◆ **REQUIRED ACTION**
In the data below, give the number of lines that contain the word "label". Nothing else is needed.

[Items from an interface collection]
------------------------------------------------------------

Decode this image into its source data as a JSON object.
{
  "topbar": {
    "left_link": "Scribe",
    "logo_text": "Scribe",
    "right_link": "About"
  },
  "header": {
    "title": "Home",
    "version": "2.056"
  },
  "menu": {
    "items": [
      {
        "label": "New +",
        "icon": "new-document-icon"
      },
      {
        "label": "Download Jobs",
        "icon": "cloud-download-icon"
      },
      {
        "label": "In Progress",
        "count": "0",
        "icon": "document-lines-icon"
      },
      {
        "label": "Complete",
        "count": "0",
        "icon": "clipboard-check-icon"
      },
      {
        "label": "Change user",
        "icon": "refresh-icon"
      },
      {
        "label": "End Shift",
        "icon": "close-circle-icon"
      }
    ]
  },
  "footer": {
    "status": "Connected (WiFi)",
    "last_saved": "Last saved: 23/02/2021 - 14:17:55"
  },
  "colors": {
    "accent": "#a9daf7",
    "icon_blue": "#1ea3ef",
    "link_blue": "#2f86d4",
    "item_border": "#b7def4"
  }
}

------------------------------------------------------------

◆ **ANSWER**
6